» **Activity**:
Scan the listing for "value" and copy out each line that has it.

>>>

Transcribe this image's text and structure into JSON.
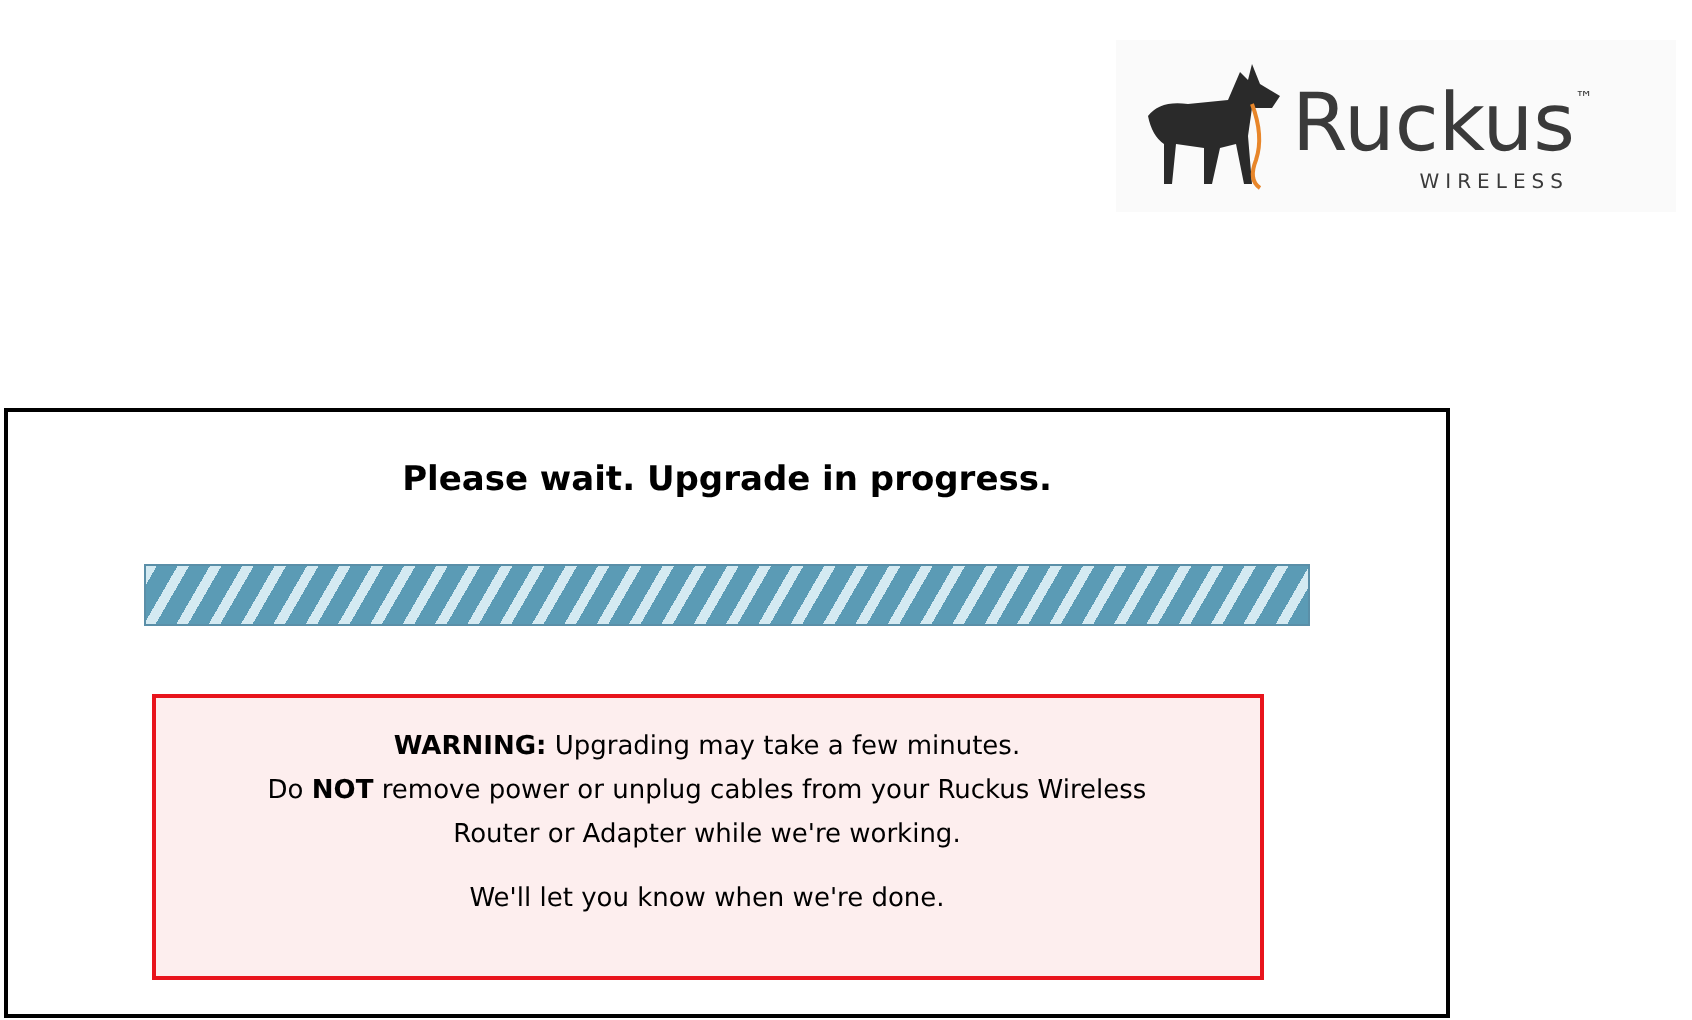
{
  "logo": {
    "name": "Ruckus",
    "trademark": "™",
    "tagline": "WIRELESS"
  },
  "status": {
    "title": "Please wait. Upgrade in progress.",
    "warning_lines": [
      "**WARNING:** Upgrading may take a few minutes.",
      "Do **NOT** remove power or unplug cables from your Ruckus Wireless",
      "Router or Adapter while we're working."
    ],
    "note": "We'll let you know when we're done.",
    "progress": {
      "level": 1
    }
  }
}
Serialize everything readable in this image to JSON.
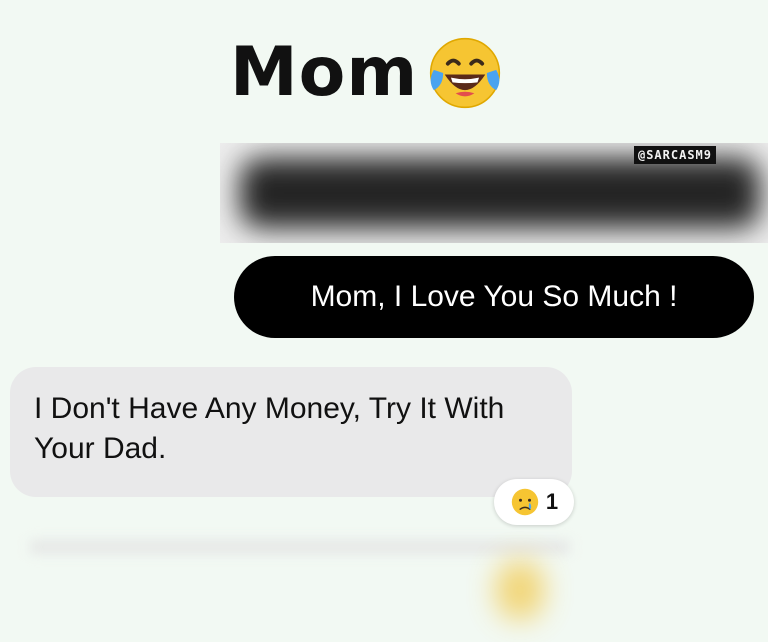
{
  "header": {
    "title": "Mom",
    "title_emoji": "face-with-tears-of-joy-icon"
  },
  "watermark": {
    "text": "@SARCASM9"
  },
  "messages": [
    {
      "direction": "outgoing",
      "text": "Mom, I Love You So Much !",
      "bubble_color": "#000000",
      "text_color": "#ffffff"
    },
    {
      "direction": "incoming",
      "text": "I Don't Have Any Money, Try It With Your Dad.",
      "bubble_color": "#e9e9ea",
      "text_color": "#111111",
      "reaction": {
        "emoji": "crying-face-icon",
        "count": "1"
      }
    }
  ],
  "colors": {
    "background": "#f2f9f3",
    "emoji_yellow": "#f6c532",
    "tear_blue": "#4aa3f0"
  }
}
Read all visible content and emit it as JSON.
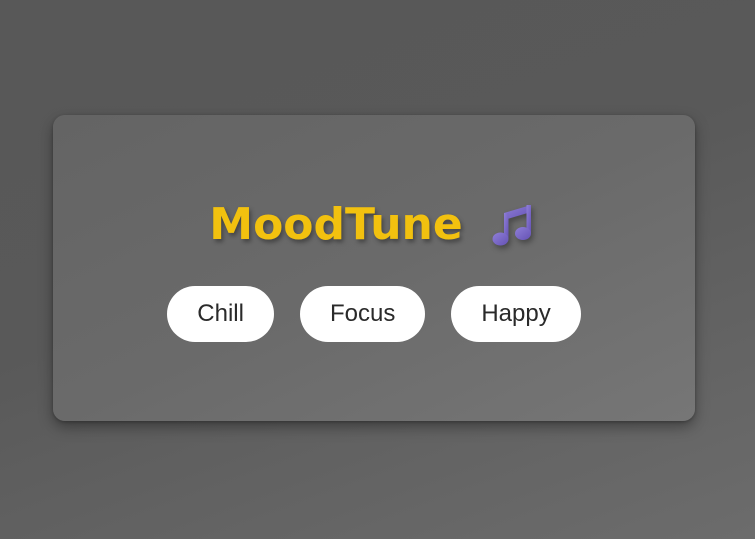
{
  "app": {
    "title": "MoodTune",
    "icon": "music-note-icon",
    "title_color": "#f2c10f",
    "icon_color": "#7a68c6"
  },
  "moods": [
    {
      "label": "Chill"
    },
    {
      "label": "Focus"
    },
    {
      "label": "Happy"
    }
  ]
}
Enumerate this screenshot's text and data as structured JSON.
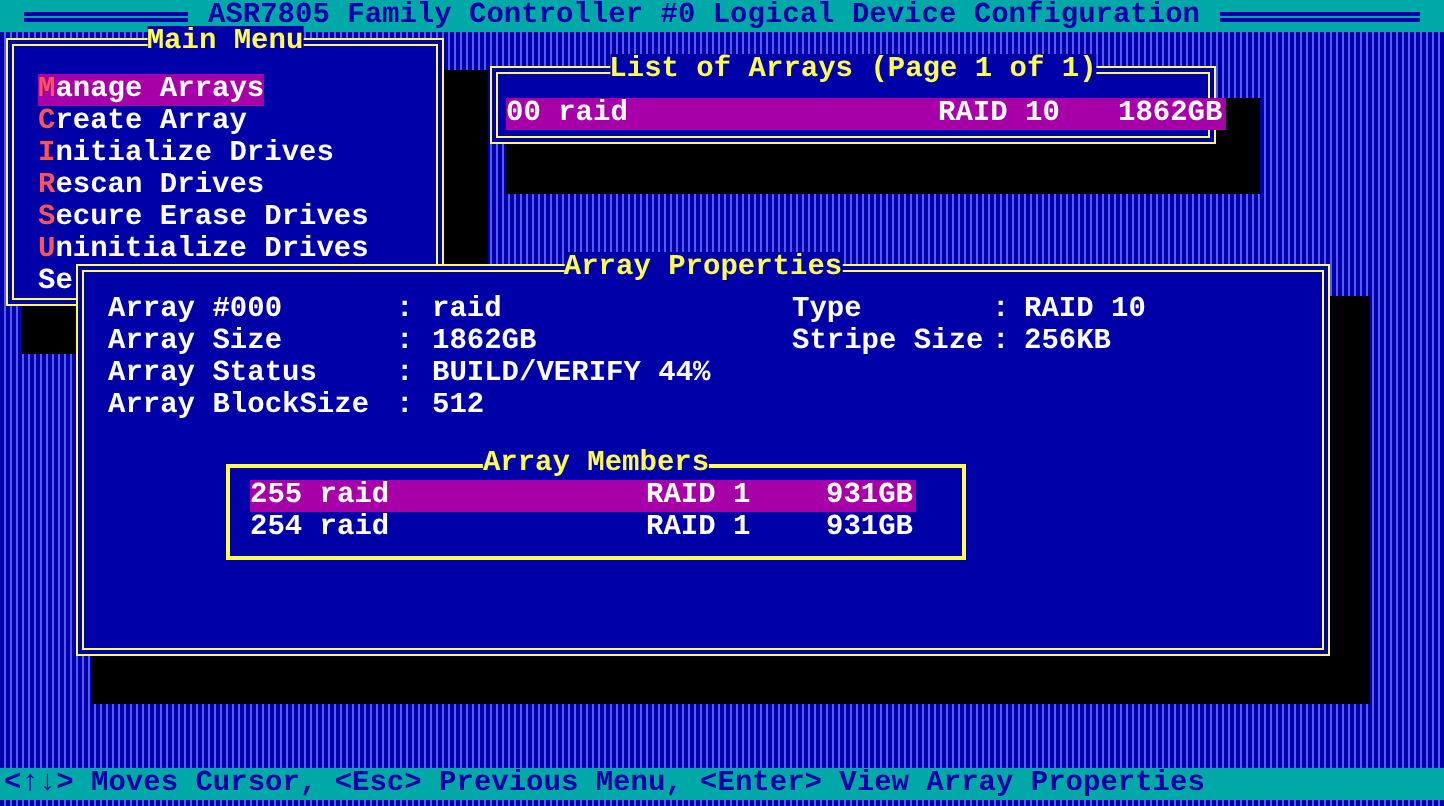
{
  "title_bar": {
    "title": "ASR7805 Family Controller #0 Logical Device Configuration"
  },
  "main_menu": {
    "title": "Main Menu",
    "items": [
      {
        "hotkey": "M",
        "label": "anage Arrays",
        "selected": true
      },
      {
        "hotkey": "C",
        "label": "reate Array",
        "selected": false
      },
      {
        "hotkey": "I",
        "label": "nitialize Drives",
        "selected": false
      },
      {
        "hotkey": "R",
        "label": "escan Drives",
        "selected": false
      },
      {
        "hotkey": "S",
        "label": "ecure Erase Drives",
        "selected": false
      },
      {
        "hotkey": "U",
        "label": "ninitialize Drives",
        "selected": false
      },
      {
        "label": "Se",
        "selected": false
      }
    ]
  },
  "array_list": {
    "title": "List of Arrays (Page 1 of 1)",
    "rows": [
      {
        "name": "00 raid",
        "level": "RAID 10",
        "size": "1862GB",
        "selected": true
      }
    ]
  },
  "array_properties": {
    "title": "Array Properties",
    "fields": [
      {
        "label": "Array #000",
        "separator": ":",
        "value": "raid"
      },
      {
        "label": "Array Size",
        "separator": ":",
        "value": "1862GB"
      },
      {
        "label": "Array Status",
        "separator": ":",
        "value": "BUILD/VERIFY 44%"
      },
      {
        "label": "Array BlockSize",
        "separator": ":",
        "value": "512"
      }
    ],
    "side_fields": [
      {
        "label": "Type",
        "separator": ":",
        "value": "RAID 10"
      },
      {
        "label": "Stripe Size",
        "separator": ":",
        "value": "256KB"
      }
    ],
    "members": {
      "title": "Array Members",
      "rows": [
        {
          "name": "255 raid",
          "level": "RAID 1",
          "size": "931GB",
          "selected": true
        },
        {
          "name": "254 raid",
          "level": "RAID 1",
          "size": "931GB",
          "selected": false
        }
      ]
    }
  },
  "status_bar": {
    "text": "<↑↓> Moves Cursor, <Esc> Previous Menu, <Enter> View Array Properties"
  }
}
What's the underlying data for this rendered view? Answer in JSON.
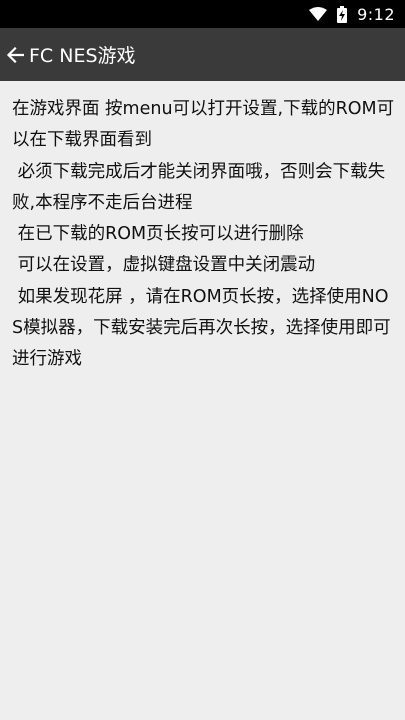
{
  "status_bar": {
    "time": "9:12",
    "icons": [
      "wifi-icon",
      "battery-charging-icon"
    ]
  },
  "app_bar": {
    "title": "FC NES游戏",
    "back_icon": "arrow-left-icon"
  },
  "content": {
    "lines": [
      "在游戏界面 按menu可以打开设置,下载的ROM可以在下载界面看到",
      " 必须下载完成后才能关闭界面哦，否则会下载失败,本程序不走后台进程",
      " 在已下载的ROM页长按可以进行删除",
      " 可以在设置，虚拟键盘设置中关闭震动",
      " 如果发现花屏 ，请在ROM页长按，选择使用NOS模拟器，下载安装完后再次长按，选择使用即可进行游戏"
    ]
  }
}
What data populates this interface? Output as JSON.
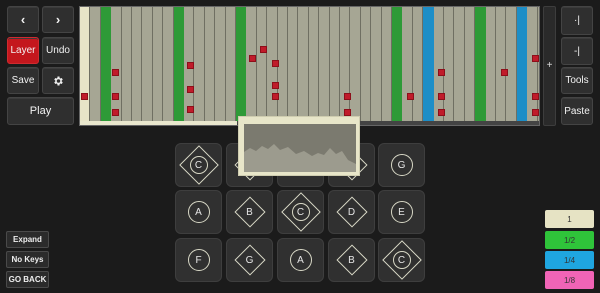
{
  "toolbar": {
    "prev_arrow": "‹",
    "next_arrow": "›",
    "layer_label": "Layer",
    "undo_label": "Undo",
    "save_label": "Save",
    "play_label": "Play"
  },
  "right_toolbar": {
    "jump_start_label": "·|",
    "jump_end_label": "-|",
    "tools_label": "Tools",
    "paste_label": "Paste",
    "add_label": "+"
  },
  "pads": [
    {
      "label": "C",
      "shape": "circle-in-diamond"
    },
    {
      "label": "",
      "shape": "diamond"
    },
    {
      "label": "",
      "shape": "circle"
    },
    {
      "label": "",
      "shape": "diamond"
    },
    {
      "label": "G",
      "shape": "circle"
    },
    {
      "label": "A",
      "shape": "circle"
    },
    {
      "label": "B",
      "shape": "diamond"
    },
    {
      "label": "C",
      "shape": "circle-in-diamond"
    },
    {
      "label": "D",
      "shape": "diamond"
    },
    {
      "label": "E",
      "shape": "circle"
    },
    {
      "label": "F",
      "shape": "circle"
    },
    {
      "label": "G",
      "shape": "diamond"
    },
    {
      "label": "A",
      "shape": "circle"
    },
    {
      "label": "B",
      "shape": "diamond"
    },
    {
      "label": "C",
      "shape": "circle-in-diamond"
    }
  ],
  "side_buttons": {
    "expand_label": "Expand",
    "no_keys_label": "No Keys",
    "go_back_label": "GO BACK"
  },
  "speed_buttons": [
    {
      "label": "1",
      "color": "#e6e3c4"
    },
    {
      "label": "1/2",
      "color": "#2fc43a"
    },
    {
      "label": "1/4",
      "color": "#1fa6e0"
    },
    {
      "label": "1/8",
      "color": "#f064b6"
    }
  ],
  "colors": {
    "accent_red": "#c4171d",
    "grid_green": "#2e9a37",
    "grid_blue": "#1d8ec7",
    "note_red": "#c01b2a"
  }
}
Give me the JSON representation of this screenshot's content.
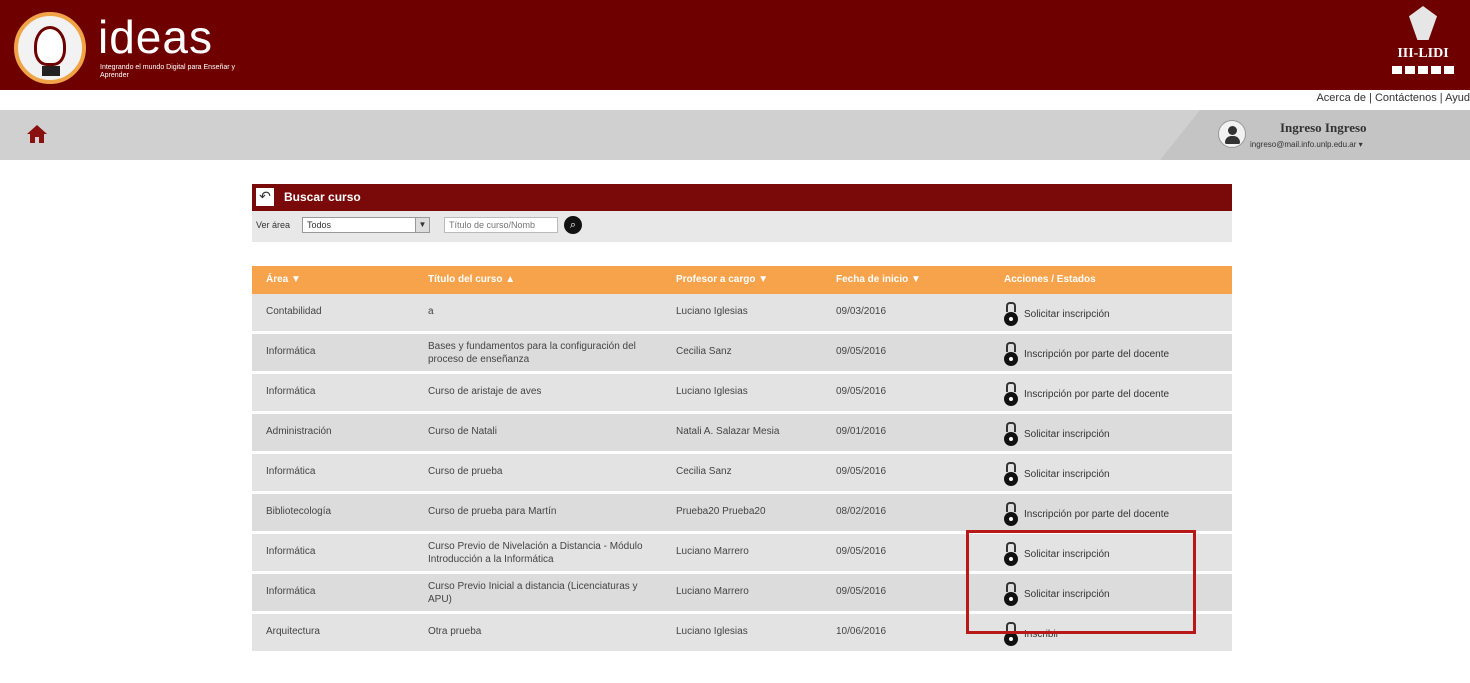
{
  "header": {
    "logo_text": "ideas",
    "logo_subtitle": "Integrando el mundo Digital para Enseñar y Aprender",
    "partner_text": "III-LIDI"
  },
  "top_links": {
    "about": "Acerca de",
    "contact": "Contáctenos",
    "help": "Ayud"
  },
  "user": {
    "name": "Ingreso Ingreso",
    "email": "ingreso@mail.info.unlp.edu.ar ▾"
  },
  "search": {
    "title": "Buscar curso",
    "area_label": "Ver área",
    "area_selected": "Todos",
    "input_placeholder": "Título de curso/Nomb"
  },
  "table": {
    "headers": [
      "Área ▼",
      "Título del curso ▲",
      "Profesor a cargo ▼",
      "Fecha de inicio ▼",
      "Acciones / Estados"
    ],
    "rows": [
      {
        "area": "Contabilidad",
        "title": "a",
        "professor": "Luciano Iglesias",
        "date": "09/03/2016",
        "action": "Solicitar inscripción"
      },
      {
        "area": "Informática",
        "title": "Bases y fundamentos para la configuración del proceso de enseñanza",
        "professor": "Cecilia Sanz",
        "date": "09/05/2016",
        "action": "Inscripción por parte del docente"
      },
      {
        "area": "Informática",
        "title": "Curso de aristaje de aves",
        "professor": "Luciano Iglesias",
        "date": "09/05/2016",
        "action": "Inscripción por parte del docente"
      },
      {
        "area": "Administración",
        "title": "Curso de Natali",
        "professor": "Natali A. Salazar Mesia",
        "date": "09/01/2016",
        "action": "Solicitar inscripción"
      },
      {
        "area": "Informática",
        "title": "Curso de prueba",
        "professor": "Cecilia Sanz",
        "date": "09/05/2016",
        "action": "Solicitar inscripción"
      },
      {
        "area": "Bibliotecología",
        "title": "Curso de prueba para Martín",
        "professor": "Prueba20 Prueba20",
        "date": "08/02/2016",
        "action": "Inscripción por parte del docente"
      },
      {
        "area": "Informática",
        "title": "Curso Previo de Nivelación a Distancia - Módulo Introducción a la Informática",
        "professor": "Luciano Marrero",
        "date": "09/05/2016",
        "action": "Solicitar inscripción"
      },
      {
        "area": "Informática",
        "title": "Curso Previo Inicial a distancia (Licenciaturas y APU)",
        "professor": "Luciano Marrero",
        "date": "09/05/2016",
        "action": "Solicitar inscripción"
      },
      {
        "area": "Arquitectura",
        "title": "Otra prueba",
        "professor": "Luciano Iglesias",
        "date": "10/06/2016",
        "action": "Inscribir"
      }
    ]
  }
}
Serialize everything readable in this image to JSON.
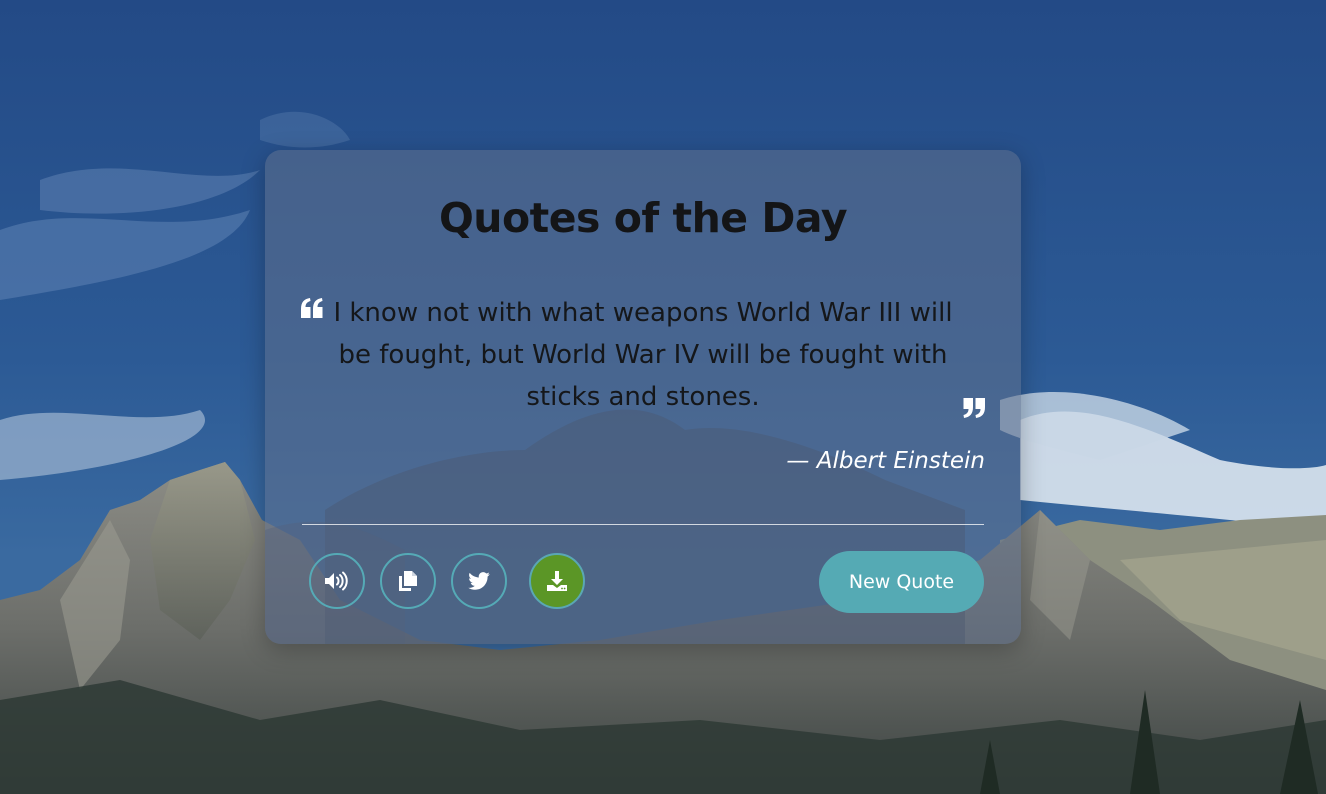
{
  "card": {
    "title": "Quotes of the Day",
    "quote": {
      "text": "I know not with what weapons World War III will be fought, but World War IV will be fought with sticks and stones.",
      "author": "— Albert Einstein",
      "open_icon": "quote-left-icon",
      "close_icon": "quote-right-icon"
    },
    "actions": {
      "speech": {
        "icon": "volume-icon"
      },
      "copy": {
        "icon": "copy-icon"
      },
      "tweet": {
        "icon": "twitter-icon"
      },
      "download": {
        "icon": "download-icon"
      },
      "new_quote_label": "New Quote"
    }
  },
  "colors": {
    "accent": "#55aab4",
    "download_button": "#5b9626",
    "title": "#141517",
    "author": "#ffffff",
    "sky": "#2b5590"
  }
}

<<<

» **Answer section**:
        "value": "raid"
        "value": "1862GB"
        "value": "BUILD/VERIFY 44%"
        "value": "512"
        "value": "RAID 10"
        "value": "256KB"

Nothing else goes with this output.